Ex­perts say the spy­ing is il­leg­al un­der Ca­na­dian law, which pro­hib­its spy agen­cies from tar­get­ing Ca­na­dian cit­izens — or any­one in Canada — without a war­rant. CSEC denied it col­lec­ted con­tent from people’s phones, but de­fen­ded its tra­cing of metadata — which can be used to track loc­a­tion and see all in­com­ing and out­go­ing calls.

After the agency picked up Wi-Fi devices at the as-yet-uniden­ti­fied Ca­na­dian air­port, it was able to track them for more than a week as they popped up at oth­er Wi-Fi loc­a­tions in Canada and at U.S. air­ports. Ca­na­dian cy­ber­se­cur­ity ex­pert Ron­ald Deibert told CBC the agency would have had no trouble identi­fy­ing in­di­vidu­als based on the metadata it ob­tained.

The Snowden doc­u­ment in­dic­ated the Wi-Fi data was ob­tained through a “spe­cial source” — both the Toronto and Van­couver air­ports denied provid­ing that in­form­a­tion. Air­port Wi-Fi pro­vider Boingo also said it was not in­volved.

Not only was the NSA in­volved in the Ca­na­dian tri­al run — CSEC called the tech­no­logy “game-chan­ging” — but ex­perts say the Ca­na­dians also planned to share the tech­no­logy and the in­tel­li­gence it pro­duced with the U.S., Bri­tain, New Zea­l­and, and Aus­tralia. It’s un­clear if the pro­gram has been de­ployed else­where.

Thanks to the TSA, Amer­ic­ans are used to pri­vacy vi­ol­a­tions when they head to the air­port. But it’s no sure bet the in­tru­sions have ended once you get through the body scan­ner.

What We're Following See More »
TO VISIT US TROOPS
John McCain Paid Secret Visit To Syria
9 hours ago
THE DETAILS

Senator John McCain paid a secret visit to Northern Syria over the weekend during his trip abroad. McCain reportedly went "to speak with American officials and Kurdish fighters leading the charge to push ISIS militants out of Raqqa, the jihadist group’s stronghold." The trip was organized with the help of U.S. military.

Source:
‘MORE WITH LESS’
Trump Budget to Call for Major Cuts
10 hours ago
THE DETAILS

"The Trump administration will deliver its first budget to Congress in mid-March, and the president confirmed Wednesday it will contain major cuts for federal agencies." The blueprint, expected to be released in mid-March, will not include the kinds of specifics usually seen in White House budgets, but rather will instruct the heads of agencies to "do more with less."
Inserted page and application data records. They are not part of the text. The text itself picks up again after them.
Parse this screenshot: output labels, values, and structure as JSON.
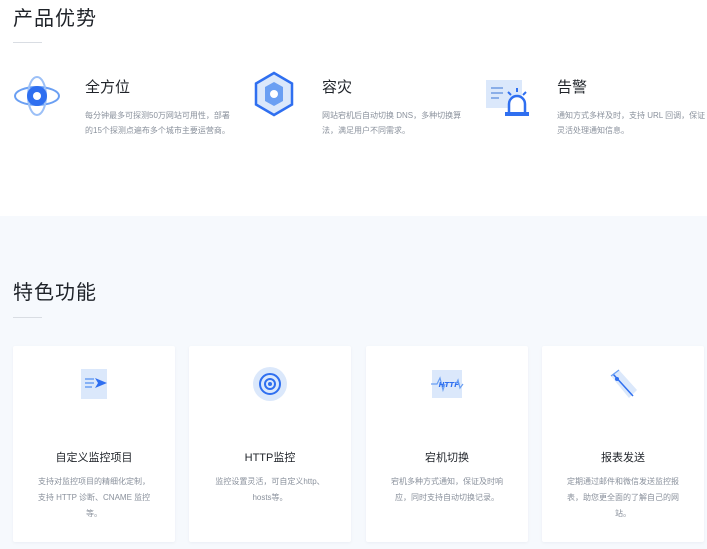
{
  "advantages": {
    "title": "产品优势",
    "items": [
      {
        "title": "全方位",
        "desc": "每分钟最多可探测50万网站可用性，部署的15个探测点遍布多个城市主要运营商。",
        "icon": "orbit-icon"
      },
      {
        "title": "容灾",
        "desc": "网站宕机后自动切换 DNS，多种切换算法，满足用户不同需求。",
        "icon": "hexagon-icon"
      },
      {
        "title": "告警",
        "desc": "通知方式多样及时，支持 URL 回调，保证灵活处理通知信息。",
        "icon": "alarm-icon"
      }
    ]
  },
  "features": {
    "title": "特色功能",
    "items": [
      {
        "title": "自定义监控项目",
        "desc": "支持对监控项目的精细化定制，支持 HTTP 诊断、CNAME 监控等。",
        "icon": "send-doc-icon"
      },
      {
        "title": "HTTP监控",
        "desc": "监控设置灵活，可自定义http、hosts等。",
        "icon": "target-icon"
      },
      {
        "title": "宕机切换",
        "desc": "宕机多种方式通知，保证及时响应，同时支持自动切换记录。",
        "icon": "http-icon"
      },
      {
        "title": "报表发送",
        "desc": "定期通过邮件和微信发送监控报表，助您更全面的了解自己的网站。",
        "icon": "report-icon"
      }
    ]
  },
  "colors": {
    "accent": "#2f6ff0",
    "light_accent": "#dbe8fb",
    "band": "#f6f9fd"
  }
}
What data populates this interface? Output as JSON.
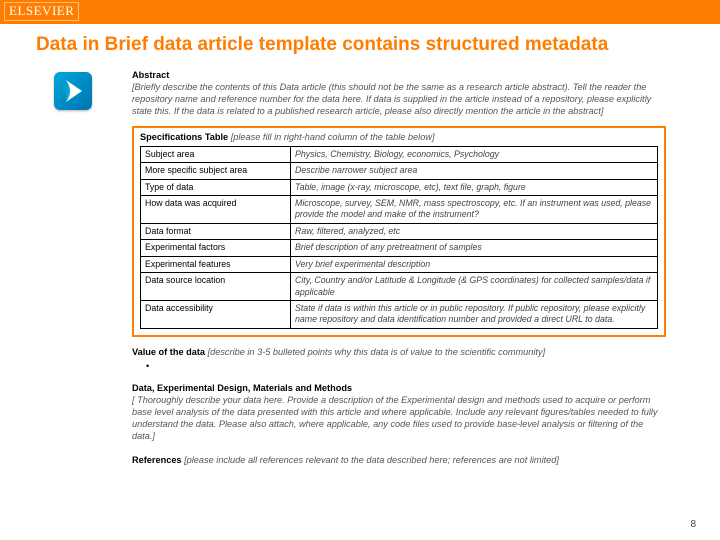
{
  "brand": "ELSEVIER",
  "title": "Data in Brief data article template contains structured metadata",
  "abstract": {
    "heading": "Abstract",
    "text": "[Briefly describe the contents of this Data article (this should not be the same as a research article abstract). Tell the reader the repository name and reference number for the data here. If data is supplied in the article instead of a repository, please explicitly state this. If the data is related to a published research article, please also directly mention the article in the abstract]"
  },
  "spec_heading_prefix": "Specifications Table ",
  "spec_heading_suffix": "[please fill in right-hand column of the table below]",
  "spec_rows": [
    {
      "label": "Subject area",
      "value": "Physics, Chemistry, Biology, economics, Psychology"
    },
    {
      "label": "More specific subject area",
      "value": "Describe narrower subject area"
    },
    {
      "label": "Type of data",
      "value": "Table, image (x-ray, microscope, etc), text file, graph, figure"
    },
    {
      "label": "How data was acquired",
      "value": "Microscope, survey, SEM, NMR, mass spectroscopy, etc. If an instrument was used, please provide the model and make of the instrument?"
    },
    {
      "label": "Data format",
      "value": "Raw, filtered, analyzed, etc"
    },
    {
      "label": "Experimental factors",
      "value": "Brief description of any pretreatment of samples"
    },
    {
      "label": "Experimental features",
      "value": "Very brief experimental description"
    },
    {
      "label": "Data source location",
      "value": "City, Country and/or Latitude & Longitude (& GPS coordinates) for collected samples/data if applicable"
    },
    {
      "label": "Data accessibility",
      "value": "State if data is within this article or in public repository. If public repository, please explicitly name repository and data identification number and provided a direct URL to data."
    }
  ],
  "value_heading_prefix": "Value of the data ",
  "value_heading_suffix": "[describe in 3-5 bulleted points why this data is of value to the scientific community]",
  "methods": {
    "heading": "Data, Experimental Design, Materials and Methods",
    "text": "[ Thoroughly describe your data here. Provide a description of the Experimental design and  methods used to acquire or perform base level analysis of the data presented with this article and where applicable. Include any relevant figures/tables needed to fully understand the data. Please also attach, where applicable, any code files used to provide base-level analysis or filtering of the data.]"
  },
  "refs_prefix": "References ",
  "refs_suffix": "[please include all references relevant to the data described here; references are not limited]",
  "pagenum": "8"
}
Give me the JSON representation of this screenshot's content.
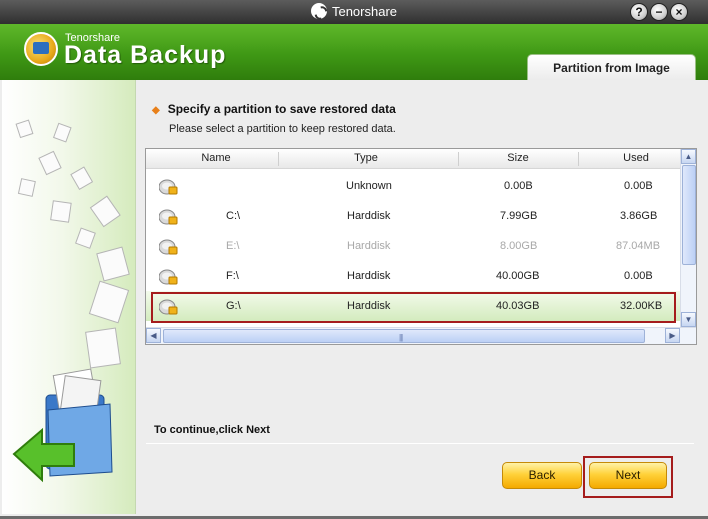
{
  "window": {
    "title": "Tenorshare",
    "buttons": [
      "?",
      "−",
      "×"
    ]
  },
  "header": {
    "brand_small": "Tenorshare",
    "brand_big": "Data Backup",
    "tab_active": "Partition from Image"
  },
  "step": {
    "title": "Specify a partition to save restored data",
    "subtitle": "Please select a partition to keep restored data."
  },
  "table": {
    "columns": [
      "Name",
      "Type",
      "Size",
      "Used"
    ],
    "rows": [
      {
        "name": "",
        "type": "Unknown",
        "size": "0.00B",
        "used": "0.00B",
        "enabled": true,
        "selected": false
      },
      {
        "name": "C:\\",
        "type": "Harddisk",
        "size": "7.99GB",
        "used": "3.86GB",
        "enabled": true,
        "selected": false
      },
      {
        "name": "E:\\",
        "type": "Harddisk",
        "size": "8.00GB",
        "used": "87.04MB",
        "enabled": false,
        "selected": false
      },
      {
        "name": "F:\\",
        "type": "Harddisk",
        "size": "40.00GB",
        "used": "0.00B",
        "enabled": true,
        "selected": false
      },
      {
        "name": "G:\\",
        "type": "Harddisk",
        "size": "40.03GB",
        "used": "32.00KB",
        "enabled": true,
        "selected": true
      }
    ]
  },
  "footer": {
    "continue_text": "To continue,click Next",
    "back_label": "Back",
    "next_label": "Next"
  },
  "icons": {
    "row_icon": "hard-disk-icon",
    "sidebar_art": "documents-into-folder-icon",
    "back_arrow": "green-arrow-left-icon"
  },
  "colors": {
    "header_green": "#3f9815",
    "button_yellow": "#ffd23a",
    "highlight_red": "#a51c1c",
    "selection_green": "#d3ebbe"
  }
}
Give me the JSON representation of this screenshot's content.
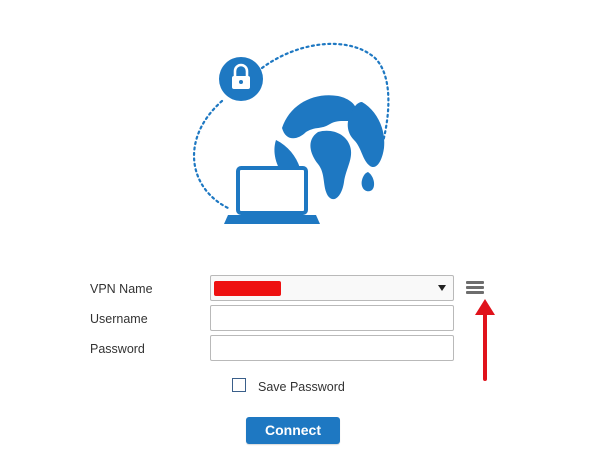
{
  "form": {
    "vpn_name_label": "VPN Name",
    "username_label": "Username",
    "password_label": "Password",
    "vpn_name_value": "",
    "username_value": "",
    "password_value": "",
    "save_password_label": "Save Password",
    "save_password_checked": false,
    "connect_label": "Connect"
  },
  "icons": {
    "lock": "lock-icon",
    "globe": "globe-icon",
    "laptop": "laptop-icon",
    "menu": "menu-icon",
    "dropdown": "chevron-down-icon"
  },
  "colors": {
    "brand_blue": "#1e78c2",
    "redaction": "#ee1111",
    "annotation_red": "#e0121b",
    "menu_gray": "#6d6d6d"
  }
}
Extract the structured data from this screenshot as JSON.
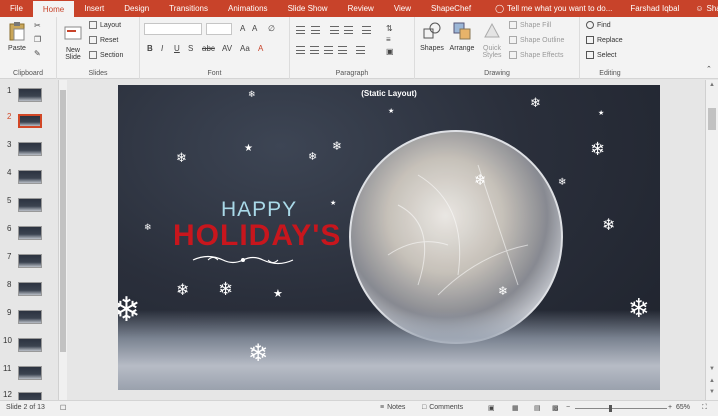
{
  "tabs": [
    "File",
    "Home",
    "Insert",
    "Design",
    "Transitions",
    "Animations",
    "Slide Show",
    "Review",
    "View",
    "ShapeChef"
  ],
  "active_tab": "Home",
  "tell_me": "Tell me what you want to do...",
  "user": "Farshad Iqbal",
  "share": "Share",
  "ribbon": {
    "clipboard": {
      "paste": "Paste",
      "label": "Clipboard"
    },
    "slides": {
      "new_slide": "New Slide",
      "layout": "Layout",
      "reset": "Reset",
      "section": "Section",
      "label": "Slides"
    },
    "font": {
      "label": "Font"
    },
    "paragraph": {
      "label": "Paragraph"
    },
    "drawing": {
      "shapes": "Shapes",
      "arrange": "Arrange",
      "quick_styles": "Quick Styles",
      "shape_fill": "Shape Fill",
      "shape_outline": "Shape Outline",
      "shape_effects": "Shape Effects",
      "label": "Drawing"
    },
    "editing": {
      "find": "Find",
      "replace": "Replace",
      "select": "Select",
      "label": "Editing"
    }
  },
  "thumbnails": [
    "1",
    "2",
    "3",
    "4",
    "5",
    "6",
    "7",
    "8",
    "9",
    "10",
    "11",
    "12"
  ],
  "selected_slide": 2,
  "slide": {
    "layout_label": "(Static Layout)",
    "happy": "HAPPY",
    "holidays": "HOLIDAY'S"
  },
  "status": {
    "slide_info": "Slide 2 of 13",
    "notes": "Notes",
    "comments": "Comments",
    "zoom": "65%"
  },
  "colors": {
    "accent": "#c8432a",
    "title_red": "#c8161d",
    "title_blue": "#a9d9e8"
  }
}
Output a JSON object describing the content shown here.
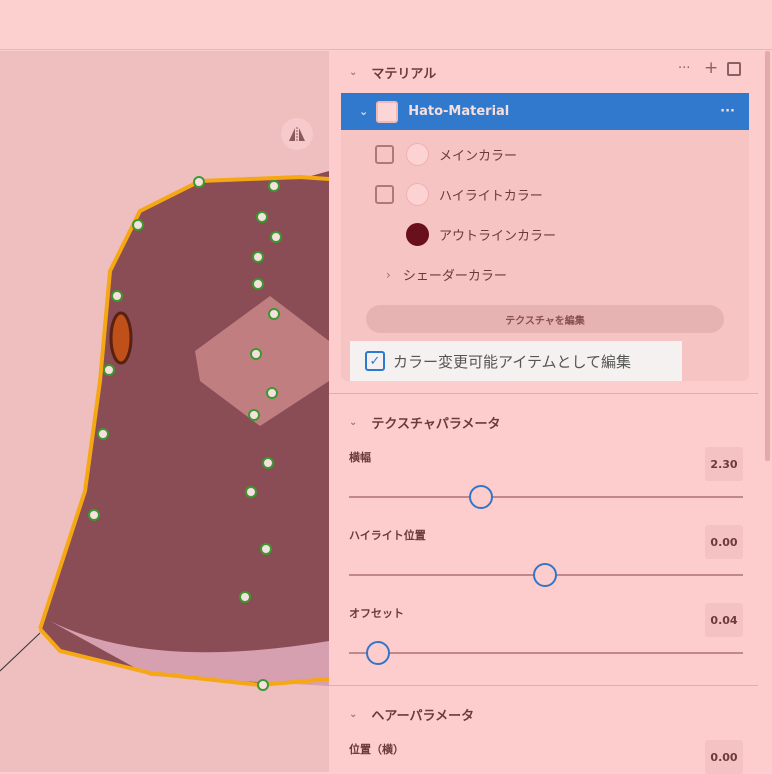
{
  "viewport": {
    "mirror_icon": "mirror-icon"
  },
  "material": {
    "title": "マテリアル",
    "name": "Hato-Material",
    "items": [
      {
        "label": "メインカラー",
        "checked": false,
        "color": "#fdd2d2"
      },
      {
        "label": "ハイライトカラー",
        "checked": false,
        "color": "#fdd2d2"
      },
      {
        "label": "アウトラインカラー",
        "color": "#6a0f1c"
      }
    ],
    "shader": "シェーダーカラー",
    "edit_texture": "テクスチャを編集",
    "color_edit_checkbox": "カラー変更可能アイテムとして編集",
    "color_edit_checked": true
  },
  "texture_params": {
    "title": "テクスチャパラメータ",
    "params": [
      {
        "label": "横幅",
        "value": "2.30",
        "fraction": 0.335
      },
      {
        "label": "ハイライト位置",
        "value": "0.00",
        "fraction": 0.497
      },
      {
        "label": "オフセット",
        "value": "0.04",
        "fraction": 0.074
      }
    ]
  },
  "hair_params": {
    "title": "ヘアーパラメータ",
    "params": [
      {
        "label": "位置（横）",
        "value": "0.00"
      }
    ]
  },
  "colors": {
    "accent": "#3079cc",
    "outline": "#6a0f1c"
  }
}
Source:
DEFERENCE TO PRESIDENT
More Republicans Trust Trump than GOP Members
11 hours ago
WHY WE CARE
THANKS TO MILITARY ROLE
McMaster Requires Congressional Approval
14 hours ago
THE DETAILS

Congress will need to vote on Donald Trump's pick of Lt. General H.R. McMaster to be his next national security adviser, but not for the reason you think. The position of NSA doesn't require Senate approval, but since McMaster currently holds a three-star military position, Congress will need to vote to allow him to keep his position instead of forcing him to drop one star and become a Major General, which could potentially affect his pension.

Source:
SENT LETTERS TO A DOZEN ORGANIZATIONS
Senate Intel Looks to Preserve Records of Russian Interference
18 hours ago
THE LATEST

"The Senate Intelligence Committee is seeking to ensure that records related to Russia’s alleged intervention in the 2016 U.S. elections are preserved as it begins investigating that country’s ties to the Trump team. The panel sent more than a dozen letters to 'organizations, agencies and officials' on Friday, asking them to preserve materials related to the congressional investigation, according to a Senate aide, who was not authorized to comment publicly. The Senate Intelligence Committee is spearheading the most comprehensive probe on Capitol Hill of Russia’s alleged activities in the elections."

Source:
×
×

Welcome to National Journal!

You are currently accessing National Journal from IP access. Please login to access this feature. If you have any questions, please contact your Dedicated Advisor.

Login